I was very impressed, however. Even though Sean Penn isn’t my favorite actor, he did a great job as the likeable and outspoken Harvey Milk… of course, that’s with me never seeing the real Milk on television, so I can’t speak to how accurate his portrayal was. Still, he offers an overwhelming amount of sympathy, and considering how politically charged the film is, the preaching is kept to a minimum.

Other good performances come from James Franco, who is normally a dud but impressed me in this year’s Pineapple Express. Emile Hirsh and Josh Brolin also shine as a gay activist and a fellow city supervisor, respectively.

Van Sant uses a documentary style to give the film a realistic, historical look. Most of the time, the blending of old, grainy film footage with the crisp 35mm stock works out well, and the editing bounces the audience back and forth between narrative and historical context very nicely.

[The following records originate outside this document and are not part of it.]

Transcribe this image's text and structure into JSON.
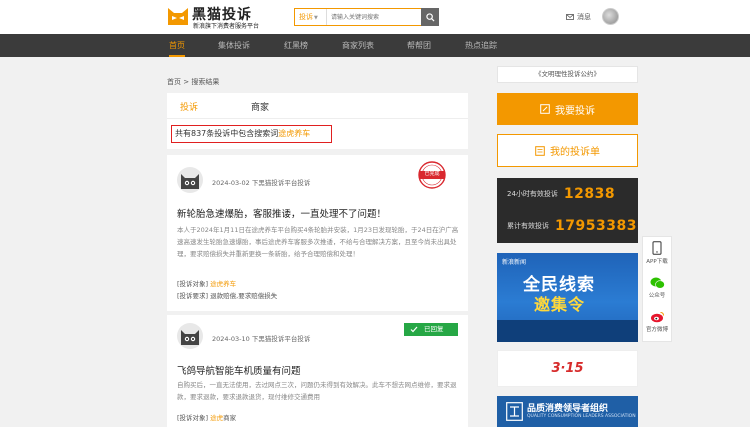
{
  "brand": {
    "title": "黑猫投诉",
    "subtitle": "新浪旗下消费者服务平台"
  },
  "search": {
    "type_label": "投诉",
    "placeholder": "请输入关键词搜索"
  },
  "header": {
    "messages_label": "消息"
  },
  "nav": {
    "items": [
      "首页",
      "集体投诉",
      "红黑榜",
      "商家列表",
      "帮帮团",
      "热点追踪"
    ]
  },
  "breadcrumb": {
    "home": "首页",
    "separator": ">",
    "current": "搜索结果"
  },
  "tabs": [
    "投诉",
    "商家"
  ],
  "summary": {
    "prefix": "共有837条投诉中包含搜索词",
    "keyword": "途虎养车"
  },
  "complaints": [
    {
      "date": "2024-03-02",
      "source": "下黑猫投诉平台投诉",
      "status": "已完成",
      "title": "新轮胎急速爆胎，客服推诿，一直处理不了问题！",
      "body": "本人于2024年1月11日在途虎养车平台购买4条轮胎并安装，1月23日发现轮胎，于24日在沪广高速高速发生轮胎急速爆胎，事后途虎养车客服多次推诿，不给与合理解决方案，且至今尚未出具处理，要求赔偿损失并重新更换一条新胎，给予合理赔偿和处理！",
      "target_label": "[投诉对象]",
      "target": "途虎养车",
      "demand_label": "[投诉要求]",
      "demand": "退款赔偿,要求赔偿损失"
    },
    {
      "date": "2024-03-10",
      "source": "下黑猫投诉平台投诉",
      "status": "已回复",
      "title": "飞鸽导航智能车机质量有问题",
      "body": "自购买后，一直无法使用，去过网点三次，问题仍未得到有效解决。此车不想去网点维修，要求退款，要求退款，要求退款退货，现付维修交通费用",
      "target_label": "[投诉对象]",
      "target": "途虎",
      "target_suffix": "商家"
    }
  ],
  "sidebar": {
    "notice": "《文明理性投诉公约》",
    "complain_button": "我要投诉",
    "my_complaints_button": "我的投诉单",
    "stats": [
      {
        "label": "24小时有效投诉",
        "value": "12838"
      },
      {
        "label": "累计有效投诉",
        "value": "17953383"
      }
    ],
    "promo": {
      "brand": "新浪新闻",
      "line1": "全民线索",
      "line2": "邀集令"
    },
    "ad_315": "3·15",
    "org": {
      "title": "品质消费领导者组织",
      "subtitle": "QUALITY CONSUMPTION LEADERS ASSOCIATION"
    }
  },
  "float_bar": [
    "APP下载",
    "公众号",
    "官方微博"
  ],
  "colors": {
    "accent": "#f39800",
    "nav_bg": "#3b3b3b",
    "success": "#26a745",
    "highlight_border": "#e02020",
    "promo_blue": "#1f63b8"
  }
}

The film stays out of the politics of the modern day, which is nice, considering the temptation to relate the story to this year’s Proposition 8. However, political blame is not tossed around lightly, and the movie works as a biopic to honor a man rather than a politician.

What I didn’t: After sitting through the film, I found very little to nitpick, which is a very good sign, considering I’m not a fan of the director or lead actor. One thing that bothered me was an overuse of the artsy documentary style, which became tedious at a few points.

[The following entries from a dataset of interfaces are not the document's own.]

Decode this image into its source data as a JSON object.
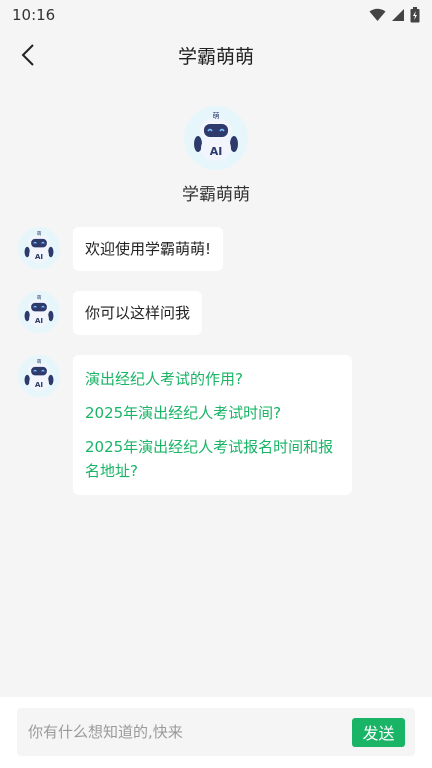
{
  "status_bar": {
    "time": "10:16",
    "icons": [
      "wifi-icon",
      "signal-icon",
      "battery-icon"
    ]
  },
  "header": {
    "back_icon": "chevron-left-icon",
    "title": "学霸萌萌"
  },
  "bot": {
    "name": "学霸萌萌",
    "avatar_text": "AI",
    "avatar_badge": "萌"
  },
  "messages": [
    {
      "text": "欢迎使用学霸萌萌!"
    },
    {
      "text": "你可以这样问我"
    }
  ],
  "suggestions": [
    "演出经纪人考试的作用?",
    "2025年演出经纪人考试时间?",
    "2025年演出经纪人考试报名时间和报名地址?"
  ],
  "composer": {
    "placeholder": "你有什么想知道的,快来",
    "send_label": "发送"
  },
  "colors": {
    "accent": "#19b466",
    "background": "#f5f5f5",
    "bubble": "#ffffff"
  }
}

The only other problem I had was with the story’s deification of Harvey Milk. I’m sure he was a great guy, but he is presented as a near-flawless individual. His only real downfall is that he loves and cares for people too much. I wasn’t looking for a wreck of a man, but the lack of any chips in his character made Milk a little hard to swallow at times.

Who is gonna like this movie: Arthouse fans, biopic hounds and pretty much anyone interested in the history of the gay rights movement.

Grade: A-

Kevin Carr crawled from the primordial ooze in the early 1970s. He grew up watching movies to the point of irritation for his friends and was a font of useless movie knowledge until he decided to put that knowledge to good use. Now, Kevin is a nationally syndicated critic, heard on dozens of radio stations around the country, and his reviews appear in a variety of online outlets. Kevin is also a proud member of the Broadcast Film Critics Association (BFCA), the Online Film Critics Society (OFCS), and the Central Ohio Film Critics Association (COFCA).

Read More from Kevin Carr
Get Film School Rejects in your email. All the cool kids are doing it:
Previous Article
Next Article
Reject Nation
Leave a comment
Comment Policy: No hate speech allowed. If you must argue, please debate intelligently. Comments containing selected keywords or outbound links will be put into moderation to help prevent spam. Film School Rejects reserves the right to delete comments and ban anyone who doesn't follow the rules. We also reserve the right to modify any curse words in your comments and make you look like an idiot. Thank You!